Some businesses are a labor of love. That doesn’t mean, however, that they shouldn’t run like a business. It is possible to help the community and start a profitable business at the same time. Group homes that help the mentally disabled and others who need help becoming independent are great businesses. If you want to start a group home, research your area and plan for your business.
Group Homes: How to Become a Business
Promote a giving attitude. It is crucial that group homes be about more than making a profit. The individuals who depend on this type of service need people with open minds and big hearts to help them through what may be challenging times in their lives.
Become licensed per state standards. Each state has a Department of Health and Human Services that administers the rules governing group home programs. The license is often called a "community care license." Contact the department in your state of residence to determine specific rules surrounding group homes.
Determine the population that will be served. Unfortunately, the country is not at a loss for people in need of help. Mentally disabled, pregnant teens and low-functioning young adults are all demographics that would benefit from a group home environment. As an owner, decide what group is in most need of help. This should be an emotional decision.

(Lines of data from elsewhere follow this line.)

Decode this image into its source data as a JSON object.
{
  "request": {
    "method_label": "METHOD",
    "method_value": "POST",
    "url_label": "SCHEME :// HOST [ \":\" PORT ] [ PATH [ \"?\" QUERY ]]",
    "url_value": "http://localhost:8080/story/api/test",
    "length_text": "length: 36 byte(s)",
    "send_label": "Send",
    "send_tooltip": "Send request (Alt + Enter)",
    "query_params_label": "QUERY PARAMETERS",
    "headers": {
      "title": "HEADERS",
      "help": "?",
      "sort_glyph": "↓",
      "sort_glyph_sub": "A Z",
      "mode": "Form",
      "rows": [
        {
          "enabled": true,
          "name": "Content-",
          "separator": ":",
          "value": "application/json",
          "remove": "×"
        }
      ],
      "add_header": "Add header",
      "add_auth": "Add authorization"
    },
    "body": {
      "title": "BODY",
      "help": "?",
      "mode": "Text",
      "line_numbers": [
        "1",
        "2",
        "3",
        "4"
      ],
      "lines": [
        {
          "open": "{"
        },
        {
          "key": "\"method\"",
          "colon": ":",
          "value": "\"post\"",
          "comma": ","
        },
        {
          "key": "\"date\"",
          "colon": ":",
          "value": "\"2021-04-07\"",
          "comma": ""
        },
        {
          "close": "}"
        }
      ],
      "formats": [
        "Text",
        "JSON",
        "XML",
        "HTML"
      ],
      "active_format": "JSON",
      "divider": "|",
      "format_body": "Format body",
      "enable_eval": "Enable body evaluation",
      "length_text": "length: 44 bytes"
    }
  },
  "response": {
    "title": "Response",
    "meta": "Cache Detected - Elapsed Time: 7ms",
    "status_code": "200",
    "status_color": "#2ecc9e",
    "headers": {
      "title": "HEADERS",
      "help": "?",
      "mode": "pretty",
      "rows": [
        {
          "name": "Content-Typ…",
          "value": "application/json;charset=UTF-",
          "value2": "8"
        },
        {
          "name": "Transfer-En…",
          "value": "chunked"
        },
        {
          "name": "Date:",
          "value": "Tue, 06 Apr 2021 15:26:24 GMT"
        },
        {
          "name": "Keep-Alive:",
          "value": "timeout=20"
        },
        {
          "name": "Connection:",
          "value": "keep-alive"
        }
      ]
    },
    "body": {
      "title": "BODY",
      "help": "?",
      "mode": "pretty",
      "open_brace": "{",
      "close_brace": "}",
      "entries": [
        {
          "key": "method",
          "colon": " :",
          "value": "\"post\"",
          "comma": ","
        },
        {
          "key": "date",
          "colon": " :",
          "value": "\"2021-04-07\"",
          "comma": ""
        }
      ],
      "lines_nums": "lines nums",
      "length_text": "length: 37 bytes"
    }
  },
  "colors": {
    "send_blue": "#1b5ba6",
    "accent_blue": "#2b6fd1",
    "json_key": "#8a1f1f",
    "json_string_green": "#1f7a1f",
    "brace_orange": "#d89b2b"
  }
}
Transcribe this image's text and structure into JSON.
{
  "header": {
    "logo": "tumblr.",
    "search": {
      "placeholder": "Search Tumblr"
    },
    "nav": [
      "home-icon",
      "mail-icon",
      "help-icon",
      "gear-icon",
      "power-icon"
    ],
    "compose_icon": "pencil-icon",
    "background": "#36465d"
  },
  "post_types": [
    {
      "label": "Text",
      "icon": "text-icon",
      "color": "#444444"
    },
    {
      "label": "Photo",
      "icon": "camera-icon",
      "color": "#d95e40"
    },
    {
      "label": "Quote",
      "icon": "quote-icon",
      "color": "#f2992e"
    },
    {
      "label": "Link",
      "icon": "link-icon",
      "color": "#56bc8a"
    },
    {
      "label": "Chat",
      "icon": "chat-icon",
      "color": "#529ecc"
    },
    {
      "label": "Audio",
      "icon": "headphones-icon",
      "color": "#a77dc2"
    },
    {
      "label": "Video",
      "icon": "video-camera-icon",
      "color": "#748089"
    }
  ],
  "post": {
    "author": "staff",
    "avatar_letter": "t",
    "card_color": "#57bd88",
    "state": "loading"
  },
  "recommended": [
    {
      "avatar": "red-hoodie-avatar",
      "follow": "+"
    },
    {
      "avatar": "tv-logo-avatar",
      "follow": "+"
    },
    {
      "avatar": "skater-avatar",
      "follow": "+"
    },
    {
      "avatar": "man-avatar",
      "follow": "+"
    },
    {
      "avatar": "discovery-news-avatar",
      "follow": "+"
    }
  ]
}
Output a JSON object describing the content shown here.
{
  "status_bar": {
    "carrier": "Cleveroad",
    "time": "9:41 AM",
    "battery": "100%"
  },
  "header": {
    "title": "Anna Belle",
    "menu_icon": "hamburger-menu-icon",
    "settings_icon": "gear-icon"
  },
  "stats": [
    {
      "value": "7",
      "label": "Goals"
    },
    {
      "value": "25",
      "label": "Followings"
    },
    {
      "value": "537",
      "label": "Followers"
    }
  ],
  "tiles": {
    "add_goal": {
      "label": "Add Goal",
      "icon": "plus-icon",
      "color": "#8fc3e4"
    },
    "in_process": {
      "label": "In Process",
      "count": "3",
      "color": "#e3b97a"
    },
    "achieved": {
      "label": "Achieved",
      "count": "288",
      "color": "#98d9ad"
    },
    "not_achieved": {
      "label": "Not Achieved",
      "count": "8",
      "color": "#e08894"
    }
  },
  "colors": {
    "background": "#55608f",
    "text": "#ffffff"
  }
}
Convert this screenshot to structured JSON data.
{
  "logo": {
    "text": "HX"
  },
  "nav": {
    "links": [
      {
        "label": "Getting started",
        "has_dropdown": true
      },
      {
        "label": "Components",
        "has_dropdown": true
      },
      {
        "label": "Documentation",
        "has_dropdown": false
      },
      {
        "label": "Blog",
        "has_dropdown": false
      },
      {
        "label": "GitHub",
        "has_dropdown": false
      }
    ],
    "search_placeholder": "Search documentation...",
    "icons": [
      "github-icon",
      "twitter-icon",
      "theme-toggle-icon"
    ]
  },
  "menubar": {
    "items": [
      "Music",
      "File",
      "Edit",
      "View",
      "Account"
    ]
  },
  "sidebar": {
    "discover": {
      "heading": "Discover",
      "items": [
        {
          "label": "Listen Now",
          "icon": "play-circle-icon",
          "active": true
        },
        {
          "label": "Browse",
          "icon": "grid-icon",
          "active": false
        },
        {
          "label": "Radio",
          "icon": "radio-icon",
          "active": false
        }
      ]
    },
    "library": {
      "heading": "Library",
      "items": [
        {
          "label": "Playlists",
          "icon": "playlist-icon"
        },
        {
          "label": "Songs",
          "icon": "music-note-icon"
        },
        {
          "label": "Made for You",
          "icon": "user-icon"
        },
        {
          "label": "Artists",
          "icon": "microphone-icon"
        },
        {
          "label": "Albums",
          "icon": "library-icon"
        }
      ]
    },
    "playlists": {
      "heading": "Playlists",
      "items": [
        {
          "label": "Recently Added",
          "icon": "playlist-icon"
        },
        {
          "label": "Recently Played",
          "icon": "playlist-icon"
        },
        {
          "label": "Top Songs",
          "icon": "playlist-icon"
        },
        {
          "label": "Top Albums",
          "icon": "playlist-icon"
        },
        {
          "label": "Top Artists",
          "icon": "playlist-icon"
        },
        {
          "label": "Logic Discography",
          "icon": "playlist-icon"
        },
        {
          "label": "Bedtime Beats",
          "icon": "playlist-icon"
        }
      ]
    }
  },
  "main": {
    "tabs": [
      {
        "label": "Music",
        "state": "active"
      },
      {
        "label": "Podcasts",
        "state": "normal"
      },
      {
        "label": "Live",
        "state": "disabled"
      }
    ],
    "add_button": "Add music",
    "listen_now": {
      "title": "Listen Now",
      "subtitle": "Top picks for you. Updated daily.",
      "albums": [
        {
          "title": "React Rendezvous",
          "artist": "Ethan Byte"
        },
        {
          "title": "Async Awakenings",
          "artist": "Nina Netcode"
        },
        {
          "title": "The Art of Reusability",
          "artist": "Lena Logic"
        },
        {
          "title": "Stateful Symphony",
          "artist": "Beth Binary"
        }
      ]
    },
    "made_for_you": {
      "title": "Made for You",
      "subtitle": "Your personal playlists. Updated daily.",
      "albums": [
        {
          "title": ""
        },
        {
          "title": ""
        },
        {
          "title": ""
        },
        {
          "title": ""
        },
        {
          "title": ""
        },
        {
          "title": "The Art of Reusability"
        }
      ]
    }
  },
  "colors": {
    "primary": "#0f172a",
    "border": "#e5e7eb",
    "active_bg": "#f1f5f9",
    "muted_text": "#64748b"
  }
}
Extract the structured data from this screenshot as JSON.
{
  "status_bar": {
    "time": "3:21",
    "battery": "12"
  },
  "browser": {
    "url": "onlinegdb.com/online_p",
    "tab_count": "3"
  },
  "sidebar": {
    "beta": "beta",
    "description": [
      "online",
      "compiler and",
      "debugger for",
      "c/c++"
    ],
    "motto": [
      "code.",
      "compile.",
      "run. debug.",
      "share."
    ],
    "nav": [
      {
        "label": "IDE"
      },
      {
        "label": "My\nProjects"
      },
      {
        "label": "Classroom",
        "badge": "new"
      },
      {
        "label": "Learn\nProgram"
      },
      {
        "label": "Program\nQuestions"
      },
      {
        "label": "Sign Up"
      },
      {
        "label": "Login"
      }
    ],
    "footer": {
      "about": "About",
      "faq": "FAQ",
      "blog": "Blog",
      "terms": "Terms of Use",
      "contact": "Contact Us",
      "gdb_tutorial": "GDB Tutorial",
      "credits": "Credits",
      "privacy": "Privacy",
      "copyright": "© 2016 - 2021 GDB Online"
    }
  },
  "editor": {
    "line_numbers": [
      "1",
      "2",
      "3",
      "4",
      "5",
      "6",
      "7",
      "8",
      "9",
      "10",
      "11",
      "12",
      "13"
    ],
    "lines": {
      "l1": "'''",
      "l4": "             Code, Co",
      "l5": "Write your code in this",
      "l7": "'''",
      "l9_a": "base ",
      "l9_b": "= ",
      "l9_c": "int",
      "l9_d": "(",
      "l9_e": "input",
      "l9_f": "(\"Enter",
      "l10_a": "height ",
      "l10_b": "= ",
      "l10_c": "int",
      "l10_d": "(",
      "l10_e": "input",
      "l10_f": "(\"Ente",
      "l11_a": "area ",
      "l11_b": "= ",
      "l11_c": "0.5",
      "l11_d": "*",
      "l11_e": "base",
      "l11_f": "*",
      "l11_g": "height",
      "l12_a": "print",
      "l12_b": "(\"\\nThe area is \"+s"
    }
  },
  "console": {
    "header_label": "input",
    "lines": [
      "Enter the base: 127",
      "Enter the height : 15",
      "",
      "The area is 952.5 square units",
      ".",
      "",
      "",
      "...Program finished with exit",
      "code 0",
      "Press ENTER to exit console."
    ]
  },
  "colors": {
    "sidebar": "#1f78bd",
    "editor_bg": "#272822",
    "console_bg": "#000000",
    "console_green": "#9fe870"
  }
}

Find the appropriate staff to work in the group home. Wanting to help is not enough. It takes trained professionals to work with people who have real problems. Licensed social workers are often good choices to run group homes; hiring for group home jobs should never be done in haste.
Create a budget that ensures that the business will run profitably on the stipend issued by the state. This is where some astute business acumen comes into play. Owners must decide how they will direct funds to best manage the group home and create a budget to communicate those decisions.
Ensure that the staff receive ongoing training. The methods to challenge youth and other needy populations are constantly evolving. Make sure that staff knowledge is up to date and everyone involved in dealing with the group home population understands the challenges facing everyone.
Seek grants for group homes and apply for as many as apply to your group home.
Maurice Moss has been a writer and editor for more than 10 years. He is a member of the Society for Technical Communication, Usability Professionals Association and the American Society for Training and Development. Moss' work has appeared in print and online publications, including "Nursing Management," "Eclipse" magazine and Dallasblack.com. He is pursuing an M.A. in technical communication at Minnesota State University, Mankato.